A new study has found that depressed people are more likely to develop Parkinson’s disease. The information from this study has been published in the journal Neurology.
Depression has been linked to numerous conditions including stroke in middle-aged women. However, researchers from the Taipei Veterans General Hospital in Taiwan believe that their research has proven that there is an independent risk of Parkinson’s disease in depressed people. They are also claiming that their research shows that depressed people are three times more likely to develop Parkinson’s disease than those who are not depressed.
The results of the study showed that “over the 10-year follow-up period, 66 patients (1.42 percent) with depression were diagnosed with Parkinson’s disease, alongside 97 patients (0.52 percent) without depression.” The researchers also learned that senior participants suffering from drug-resistant depression were also at an increased risk of developing Parkinson’s.
“The main finding is that we found depression posed a long-term risk of Parkinson’s disease. In particular, people with old age depression and difficult-to-treat depression are at higher risk of developing Parkinson’s. These results suggest that certain populations of depressed people should be alert. For example, having new onset of depression in older age is a red flag for neurological disorders, such as Parkinson’s,” study author Dr. Albert Yang, attending psychiatrist at the Taipei Veterans General Hospital, told Medical News Today.

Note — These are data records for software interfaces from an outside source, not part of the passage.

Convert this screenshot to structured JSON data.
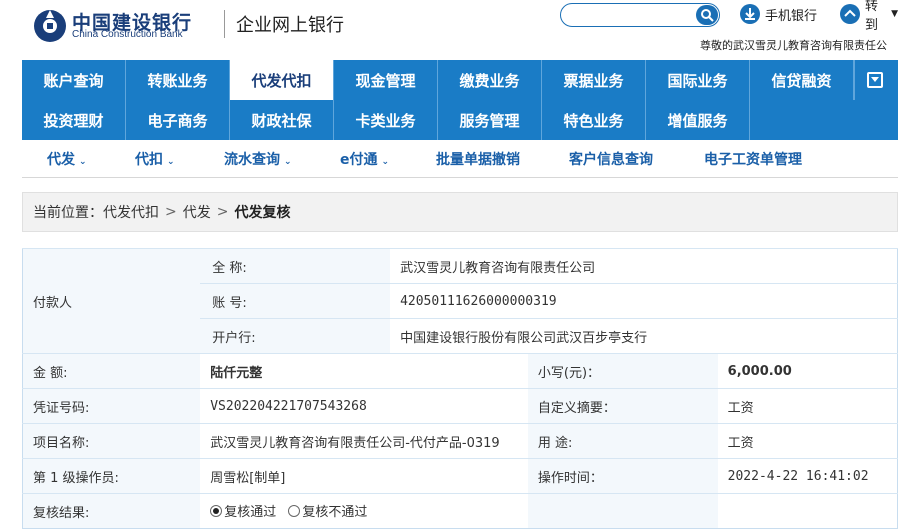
{
  "header": {
    "bank_name_cn": "中国建设银行",
    "bank_name_en": "China Construction Bank",
    "portal_name": "企业网上银行",
    "search_placeholder": "",
    "mobile_bank": "手机银行",
    "goto": "转到",
    "greeting": "尊敬的武汉雪灵儿教育咨询有限责任公"
  },
  "nav_primary": [
    "账户查询",
    "转账业务",
    "代发代扣",
    "现金管理",
    "缴费业务",
    "票据业务",
    "国际业务",
    "信贷融资"
  ],
  "nav_secondary": [
    "投资理财",
    "电子商务",
    "财政社保",
    "卡类业务",
    "服务管理",
    "特色业务",
    "增值服务"
  ],
  "active_nav": "代发代扣",
  "subnav": {
    "daifa": "代发",
    "daikou": "代扣",
    "liushui": "流水查询",
    "efutong": "e付通",
    "batch_cancel": "批量单据撤销",
    "customer_query": "客户信息查询",
    "e_payslip": "电子工资单管理"
  },
  "breadcrumb": {
    "prefix": "当前位置：",
    "level1": "代发代扣",
    "level2": "代发",
    "current": "代发复核",
    "sep": ">"
  },
  "detail": {
    "payer_label": "付款人",
    "full_name_label": "全 称:",
    "full_name": "武汉雪灵儿教育咨询有限责任公司",
    "account_label": "账 号:",
    "account": "42050111626000000319",
    "bank_label": "开户行:",
    "bank": "中国建设银行股份有限公司武汉百步亭支行",
    "amount_label": "金 额:",
    "amount_cn": "陆仟元整",
    "amount_small_label": "小写(元)：",
    "amount_small": "6,000.00",
    "voucher_label": "凭证号码:",
    "voucher": "VS2022042217075432​68",
    "memo_label": "自定义摘要：",
    "memo": "工资",
    "project_label": "项目名称:",
    "project": "武汉雪灵儿教育咨询有限责任公司-代付产品-0319",
    "purpose_label": "用 途:",
    "purpose": "工资",
    "operator_label": "第 1 级操作员:",
    "operator": "周雪松[制单]",
    "op_time_label": "操作时间：",
    "op_time": "2022-4-22 16:41:02",
    "review_label": "复核结果:",
    "review_pass": "复核通过",
    "review_fail": "复核不通过",
    "review_selected": "pass"
  }
}
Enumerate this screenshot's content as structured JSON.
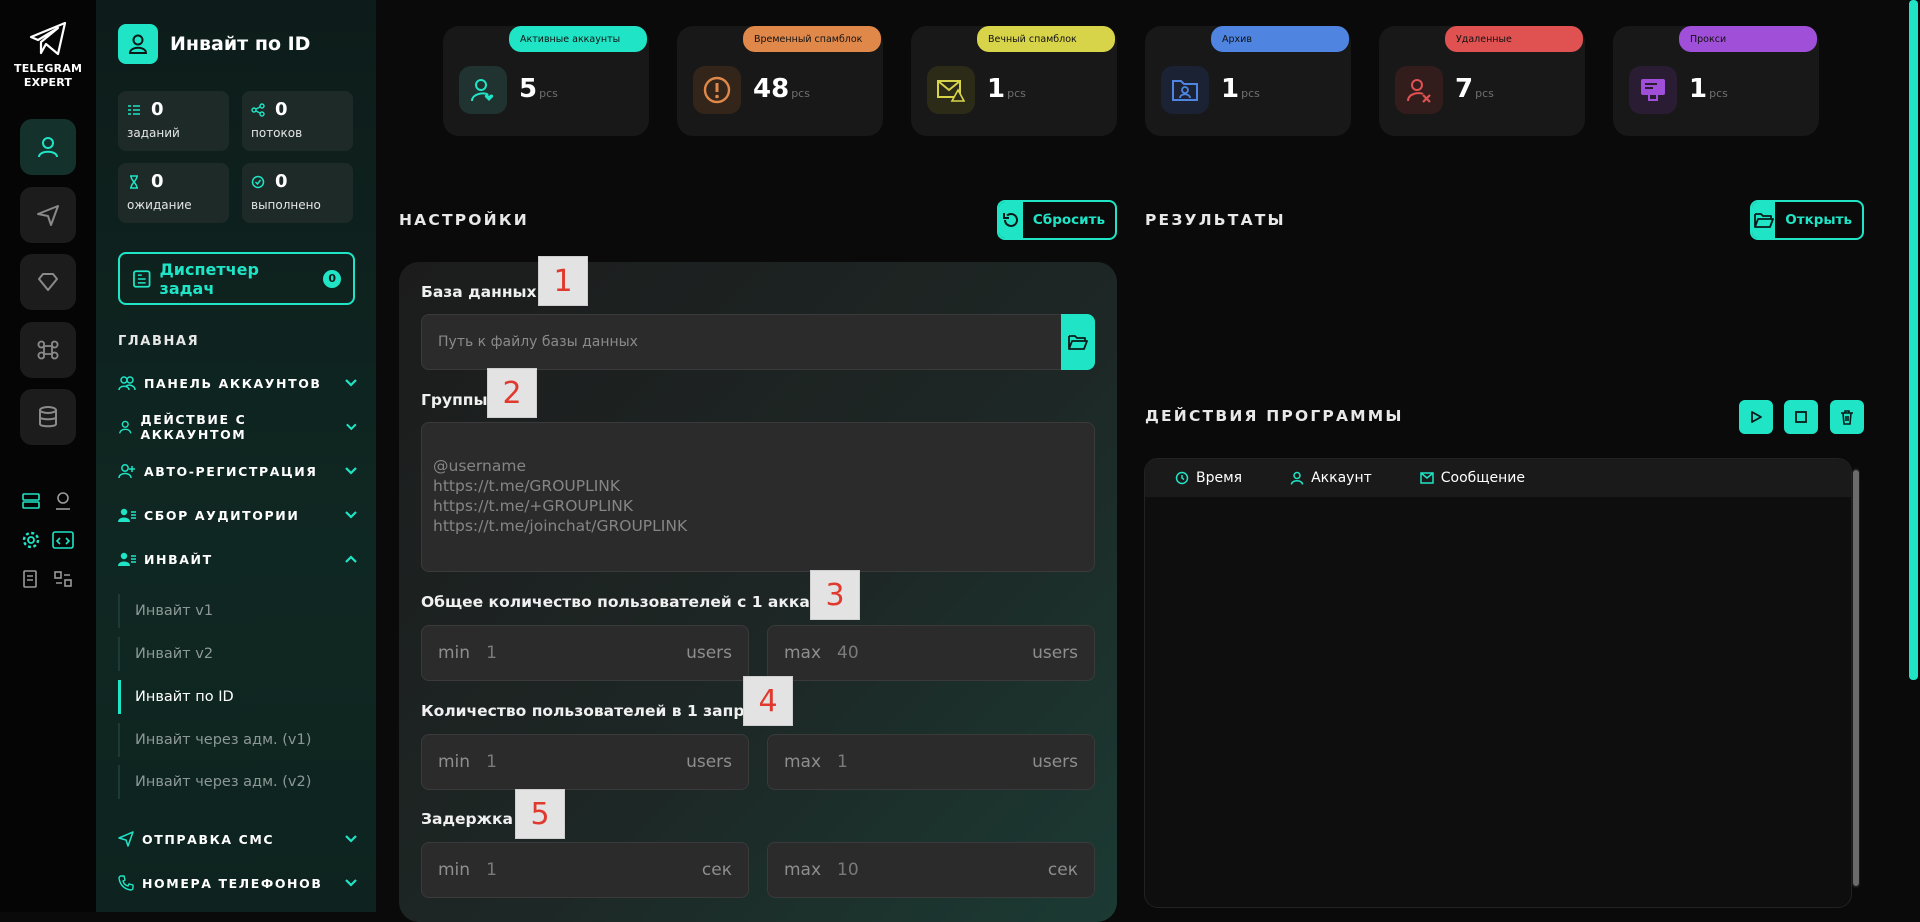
{
  "app": {
    "logo_line1": "TELEGRAM",
    "logo_line2": "EXPERT"
  },
  "sidebar": {
    "title": "Инвайт по ID",
    "stats": [
      {
        "value": "0",
        "label": "заданий"
      },
      {
        "value": "0",
        "label": "потоков"
      },
      {
        "value": "0",
        "label": "ожидание"
      },
      {
        "value": "0",
        "label": "выполнено"
      }
    ],
    "dispatcher": {
      "label": "Диспетчер задач",
      "count": "0"
    },
    "section_title": "ГЛАВНАЯ",
    "nav": [
      {
        "label": "ПАНЕЛЬ АККАУНТОВ"
      },
      {
        "label": "ДЕЙСТВИЕ С АККАУНТОМ"
      },
      {
        "label": "АВТО-РЕГИСТРАЦИЯ"
      },
      {
        "label": "СБОР АУДИТОРИИ"
      },
      {
        "label": "ИНВАЙТ"
      },
      {
        "label": "ОТПРАВКА СМС"
      },
      {
        "label": "НОМЕРА ТЕЛЕФОНОВ"
      }
    ],
    "invite_sub": [
      "Инвайт v1",
      "Инвайт v2",
      "Инвайт по ID",
      "Инвайт через адм. (v1)",
      "Инвайт через адм. (v2)"
    ]
  },
  "cards": [
    {
      "pill": "Активные аккаунты",
      "value": "5",
      "unit": "pcs",
      "color": "#1fe5c6"
    },
    {
      "pill": "Временный спамблок",
      "value": "48",
      "unit": "pcs",
      "color": "#e0884a"
    },
    {
      "pill": "Вечный спамблок",
      "value": "1",
      "unit": "pcs",
      "color": "#d8d44a"
    },
    {
      "pill": "Архив",
      "value": "1",
      "unit": "pcs",
      "color": "#4f84e0"
    },
    {
      "pill": "Удаленные",
      "value": "7",
      "unit": "pcs",
      "color": "#e05252"
    },
    {
      "pill": "Прокси",
      "value": "1",
      "unit": "pcs",
      "color": "#a04fd8"
    }
  ],
  "settings": {
    "title": "НАСТРОЙКИ",
    "reset_label": "Сбросить",
    "db_label": "База данных",
    "db_placeholder": "Путь к файлу базы данных",
    "groups_label": "Группы",
    "groups_placeholder": "@username\nhttps://t.me/GROUPLINK\nhttps://t.me/+GROUPLINK\nhttps://t.me/joinchat/GROUPLINK",
    "total_label": "Общее количество пользователей с 1 аккаунта",
    "per_req_label": "Количество пользователей в 1 запросе",
    "delay_label": "Задержка",
    "min": "min",
    "max": "max",
    "unit_users": "users",
    "unit_sec": "сек",
    "total_min": "1",
    "total_max": "40",
    "req_min": "1",
    "req_max": "1",
    "delay_min": "1",
    "delay_max": "10",
    "badges": [
      "1",
      "2",
      "3",
      "4",
      "5"
    ]
  },
  "results": {
    "title": "РЕЗУЛЬТАТЫ",
    "open_label": "Открыть"
  },
  "actions": {
    "title": "ДЕЙСТВИЯ ПРОГРАММЫ",
    "col_time": "Время",
    "col_account": "Аккаунт",
    "col_message": "Сообщение"
  },
  "colors": {
    "accent": "#1fe5c6",
    "bg": "#0a0a0a"
  }
}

Depression is often treated with antidepressants like Paxil or Effexor, which are in a class of drug called SSRIs. Paxil and Effexor have been known to cause patients to suffer from violent and suicidal thoughts and behavior as well as lead to birth defects in babies born to mothers who take the pills while pregnant. The birth defects linked to Paxil use include PPHN, spina bifida, neural tube defects, oral clefts and heart, lung and brain defects. It is for this reason that many doctors are seeking alternative methods of treatment for the condition.